Back to the usbject. That is, actually, a white rhinoceros. With two babies.

Not a rock, then.

It might has well have been one, though. After glaring at it for a couple minutes, daring it to come closer, we left. In the evening, when returning from the elation of the chui and something else I haven’t talked about yet, it was still there.


That rhino, and its kids, had not moved in four hours. Not even to roll over, or, you know, choose a sleeping spot closer to the road.

A little more about white rhinoceroses in my next post. Now, let’s move on to the other odd-toed ungulate of the African plains: the black.

Or hook-lipped rhino. But that doesn’t sound as dramatic.

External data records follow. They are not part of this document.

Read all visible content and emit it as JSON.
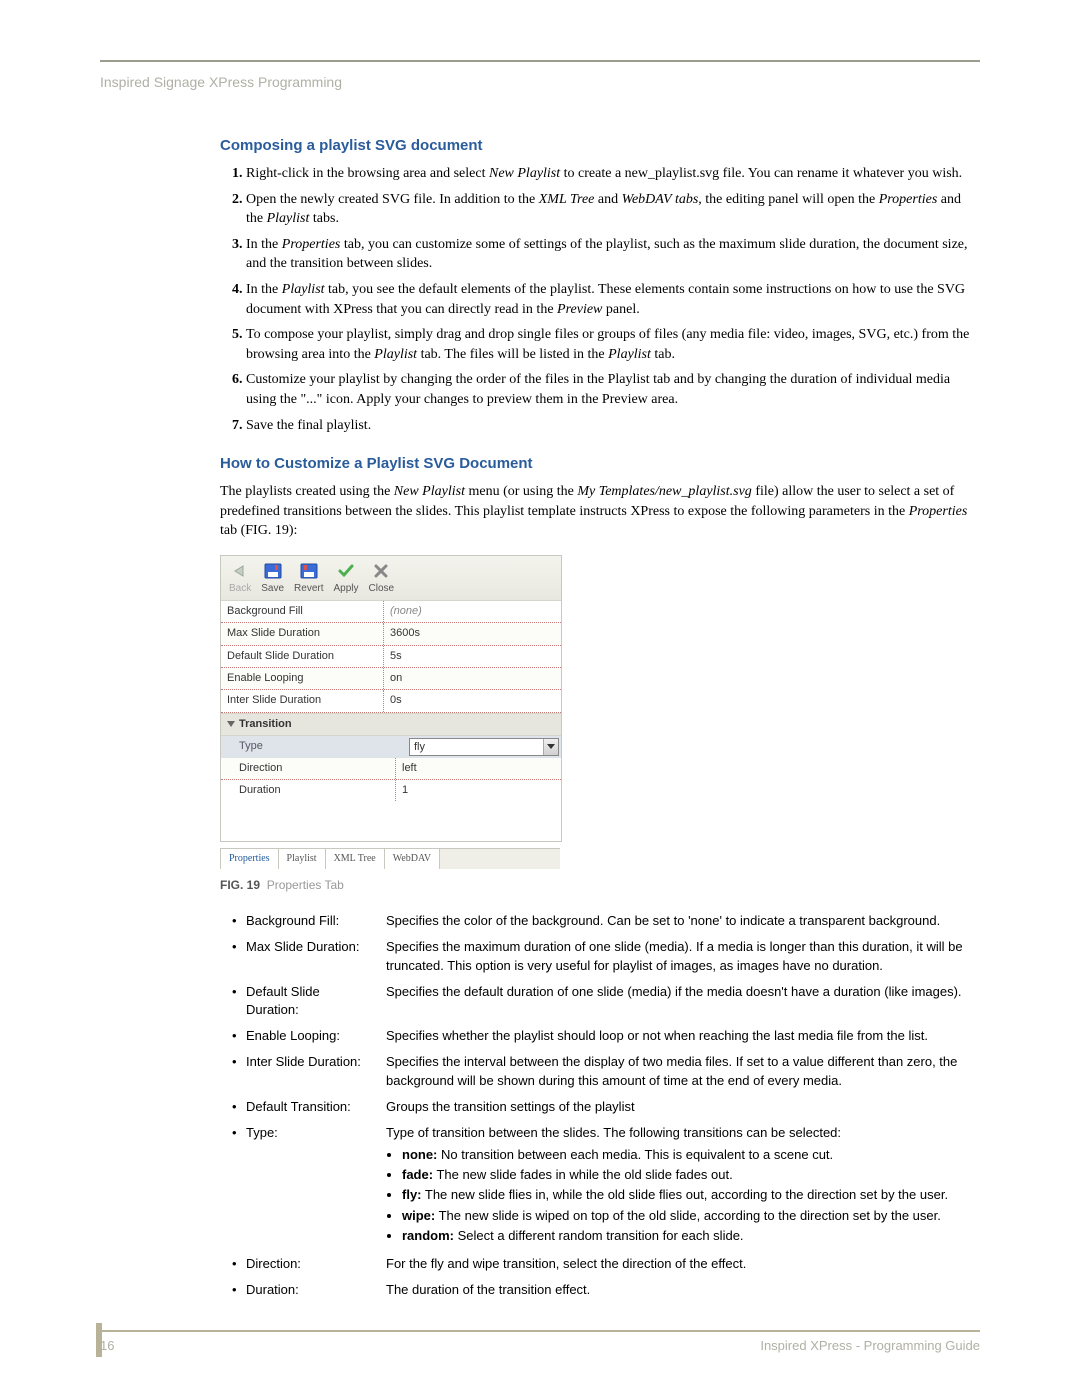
{
  "running_head": "Inspired Signage XPress Programming",
  "section1_title": "Composing a playlist SVG document",
  "steps": [
    {
      "pre": "Right-click in the browsing area and select ",
      "em1": "New Playlist",
      "post": " to create a new_playlist.svg file. You can rename it whatever you wish."
    },
    {
      "pre": "Open the newly created SVG file. In addition to the ",
      "em1": "XML Tree",
      "mid1": " and ",
      "em2": "WebDAV tabs",
      "mid2": ", the editing panel will open the ",
      "em3": "Properties",
      "mid3": " and the ",
      "em4": "Playlist",
      "post": " tabs."
    },
    {
      "pre": "In the ",
      "em1": "Properties",
      "post": " tab, you can customize some of settings of the playlist, such as the maximum slide duration, the document size, and the transition between slides."
    },
    {
      "pre": "In the ",
      "em1": "Playlist",
      "mid1": " tab, you see the default elements of the playlist. These elements contain some instructions on how to use the SVG document with XPress that you can directly read in the ",
      "em2": "Preview",
      "post": " panel."
    },
    {
      "pre": "To compose your playlist, simply drag and drop single files or groups of files (any media file: video, images, SVG, etc.) from the browsing area into the ",
      "em1": "Playlist",
      "mid1": " tab. The files will be listed in the ",
      "em2": "Playlist",
      "post": " tab."
    },
    {
      "pre": "Customize your playlist by changing the order of the files in the Playlist tab and by changing the duration of individual media using the \"...\" icon. Apply your changes to preview them in the Preview area.",
      "em1": "",
      "post": ""
    },
    {
      "pre": "Save the final playlist.",
      "em1": "",
      "post": ""
    }
  ],
  "section2_title": "How to Customize a Playlist SVG Document",
  "intro_p": {
    "p1": "The playlists created using the ",
    "em1": "New Playlist",
    "p2": " menu (or using the ",
    "em2": "My Templates/new_playlist.svg",
    "p3": " file) allow the user to select a set of predefined transitions between the slides. This playlist template instructs XPress to expose the following parameters in the ",
    "em3": "Properties",
    "p4": " tab (FIG. 19):"
  },
  "toolbar": {
    "back": "Back",
    "save": "Save",
    "revert": "Revert",
    "apply": "Apply",
    "close": "Close"
  },
  "grid": {
    "bg_fill_lbl": "Background Fill",
    "bg_fill_val": "(none)",
    "max_dur_lbl": "Max Slide Duration",
    "max_dur_val": "3600s",
    "def_dur_lbl": "Default Slide Duration",
    "def_dur_val": "5s",
    "loop_lbl": "Enable Looping",
    "loop_val": "on",
    "inter_lbl": "Inter Slide Duration",
    "inter_val": "0s",
    "trans_hdr": "Transition",
    "type_lbl": "Type",
    "type_val": "fly",
    "dir_lbl": "Direction",
    "dir_val": "left",
    "dur_lbl": "Duration",
    "dur_val": "1"
  },
  "panel_tabs": {
    "properties": "Properties",
    "playlist": "Playlist",
    "xml": "XML Tree",
    "webdav": "WebDAV"
  },
  "fig_label": "FIG. 19",
  "fig_caption": "Properties Tab",
  "defs": [
    {
      "term": "Background Fill:",
      "desc": "Specifies the color of the background. Can be set to 'none' to indicate a transparent background."
    },
    {
      "term": "Max Slide Duration:",
      "desc": "Specifies the maximum duration of one slide (media). If a media is longer than this duration, it will be truncated. This option is very useful for playlist of images, as images have no duration."
    },
    {
      "term": "Default Slide Duration:",
      "desc": " Specifies the default duration of one slide (media) if the media doesn't have a duration (like images)."
    },
    {
      "term": "Enable Looping:",
      "desc": "Specifies whether the playlist should loop or not when reaching the last media file from the list."
    },
    {
      "term": "Inter Slide Duration:",
      "desc": "Specifies the interval between the display of two media files. If set to a value different than zero, the background will be shown during this amount of time at the end of every media."
    },
    {
      "term": "Default Transition:",
      "desc": "Groups the transition settings of the playlist"
    },
    {
      "term": "Type:",
      "desc": "Type of transition between the slides. The following transitions can be selected:"
    },
    {
      "term": "Direction:",
      "desc": "For the fly and wipe transition, select the direction of the effect."
    },
    {
      "term": "Duration:",
      "desc": "The duration of the transition effect."
    }
  ],
  "type_subs": [
    {
      "b": "none:",
      "t": " No transition between each media. This is equivalent to a scene cut."
    },
    {
      "b": "fade:",
      "t": " The new slide fades in while the old slide fades out."
    },
    {
      "b": "fly:",
      "t": " The new slide flies in, while the old slide flies out, according to the direction set by the user."
    },
    {
      "b": "wipe:",
      "t": " The new slide is wiped on top of the old slide, according to the direction set by the user."
    },
    {
      "b": "random:",
      "t": " Select a different random transition for each slide."
    }
  ],
  "footer_page": "16",
  "footer_title": "Inspired XPress - Programming Guide"
}
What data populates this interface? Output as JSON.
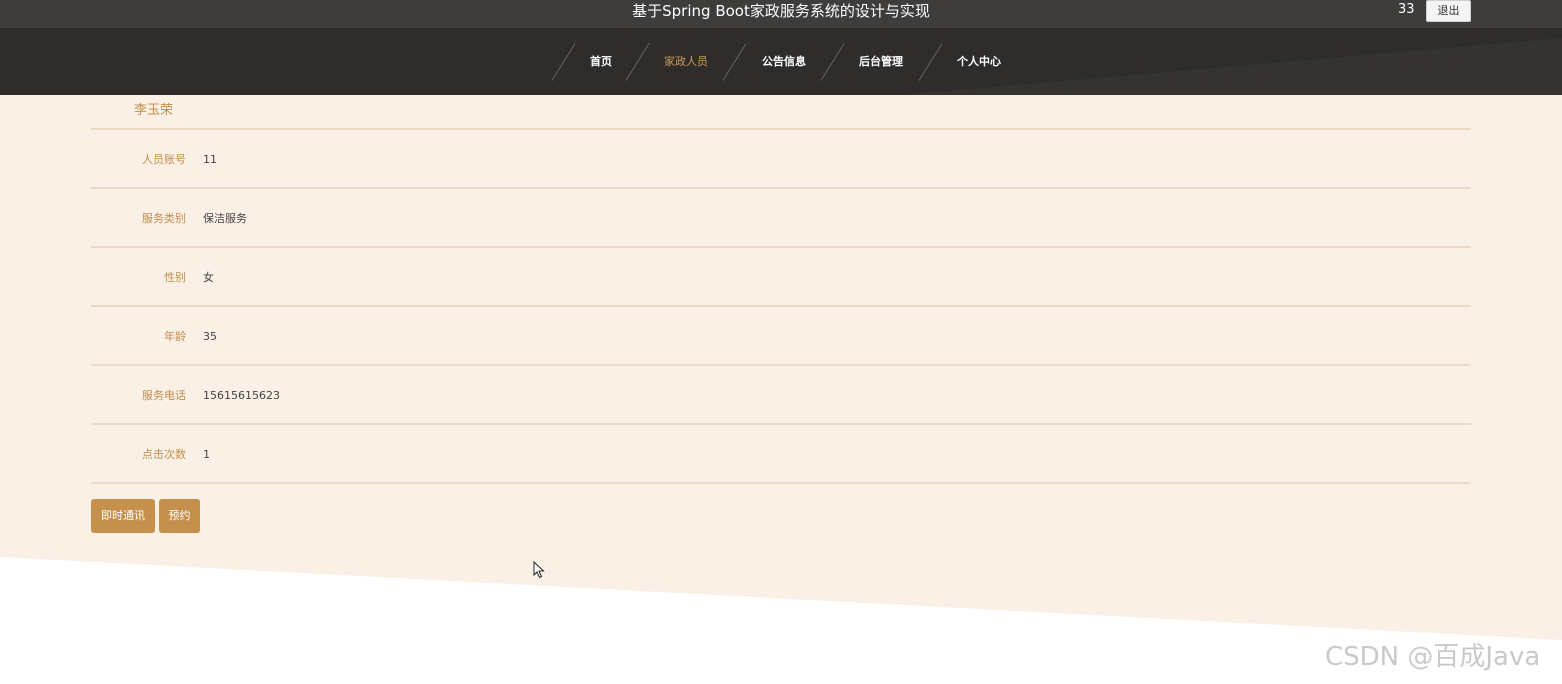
{
  "header": {
    "site_title": "基于Spring Boot家政服务系统的设计与实现",
    "user_name": "33",
    "logout_label": "退出"
  },
  "nav": {
    "items": [
      {
        "label": "首页",
        "active": false
      },
      {
        "label": "家政人员",
        "active": true
      },
      {
        "label": "公告信息",
        "active": false
      },
      {
        "label": "后台管理",
        "active": false
      },
      {
        "label": "个人中心",
        "active": false
      }
    ]
  },
  "detail": {
    "name": "李玉荣",
    "fields": [
      {
        "label": "人员账号",
        "value": "11"
      },
      {
        "label": "服务类别",
        "value": "保洁服务"
      },
      {
        "label": "性别",
        "value": "女"
      },
      {
        "label": "年龄",
        "value": "35"
      },
      {
        "label": "服务电话",
        "value": "15615615623"
      },
      {
        "label": "点击次数",
        "value": "1"
      }
    ]
  },
  "actions": {
    "chat_label": "即时通讯",
    "book_label": "预约"
  },
  "watermark": "CSDN @百成Java",
  "colors": {
    "accent": "#c4904c",
    "nav_bg": "#2e2d2b",
    "topbar_bg": "#3e3d3b",
    "content_bg": "#faf0e6",
    "divider": "#ead9c5"
  },
  "icons": [
    "mouse-pointer-icon"
  ]
}
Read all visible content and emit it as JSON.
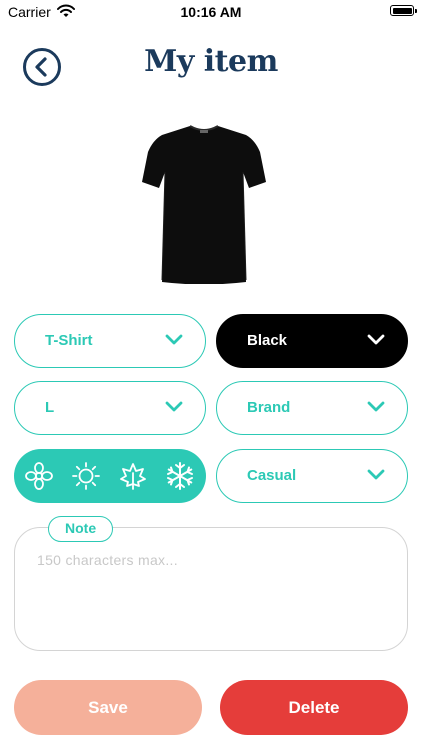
{
  "status_bar": {
    "carrier": "Carrier",
    "time": "10:16 AM"
  },
  "header": {
    "title": "My item",
    "back_icon": "back-arrow-circle-icon"
  },
  "item": {
    "image": "black-tshirt"
  },
  "fields": {
    "category": "T-Shirt",
    "color": "Black",
    "size": "L",
    "brand": "Brand",
    "style": "Casual"
  },
  "seasons": [
    "spring-flower-icon",
    "summer-sun-icon",
    "autumn-leaf-icon",
    "winter-snowflake-icon"
  ],
  "note": {
    "label": "Note",
    "placeholder": "150 characters max..."
  },
  "actions": {
    "save": "Save",
    "delete": "Delete"
  },
  "colors": {
    "accent": "#2cc9b5",
    "title": "#1b3a5c",
    "save": "#f5b09a",
    "delete": "#e53d3a"
  }
}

Either way, it’s critically endangered, though the levels can’t conceivably be comapred to the Javan or Sumatran: round about 4,000 are left in the world, with a patchy distribution of introduced, re-introduced, and resident animals across the east coast of Africa. It has a bunch of subspecies, all of them endangered, and some tipping towards extinction: the western black’s already gone over the edge– the Chobe black’s either there or close to follow, with a possibility of one remaining individual.

 So when we saw a group of cars on the Masai Mara in prime black rhino country, who can help it if our heartbeats quickened? And with justification, too: I’m just going to let the sheer majesty of this creature, with its two meter long horn, speak for itself.


Aaaaand…. another picture.


Deep breaths, everyone. Deep breaths. I know the levels of awesomeness contained within this animal are too much to bear.

Ladies and gentleman, I present to you: the biggest rhino on the Masai Mara.

And no, I’m not kidding. This is the biggest rhino you’ll see out there, with the biggest horn. It was cooling itself down in the river with a good ol’ fashioned mud wallow when a jeep flushed it out; it then proceeded to glare at all vehicles in turn for interrupting what I’m guessing was a gorgeous bath, its horn menacingly positioned on its face and dangerously long.

I mean, look at that thing! That baby is worth at least a million dollars. Which is why I was so glad when, five minutes of gawping later, a ranger’s jeep showed up and our naturalist pointed out the notch in his ear for tracking purposes: this rhino is being taken care of– even earning it a Masai nickname, Karambe!

And it deserves it. Poaching rates are skyrocketing within the black rhinoceros population. The horn, while highly prized as a trophy ornament, also is popular in a variety of Asian medicines– on the black market, of course, and with growing demand, more and more horns are need. And the thing is? This supposed cure-for-anything is made of keratin, the same stuff our fingernails are composed. The Chinese, when they buy these cures, are literally eating fingernail.


Anyways, literally hundred of these magnificent animals are killed every year. I’m so glad I got a chance to see this one, because while I sincerely hope it dies a natural death, the odds are not in its favor.

So, how many jeeps does it take to spot a rhinoceros? Find out in my next post!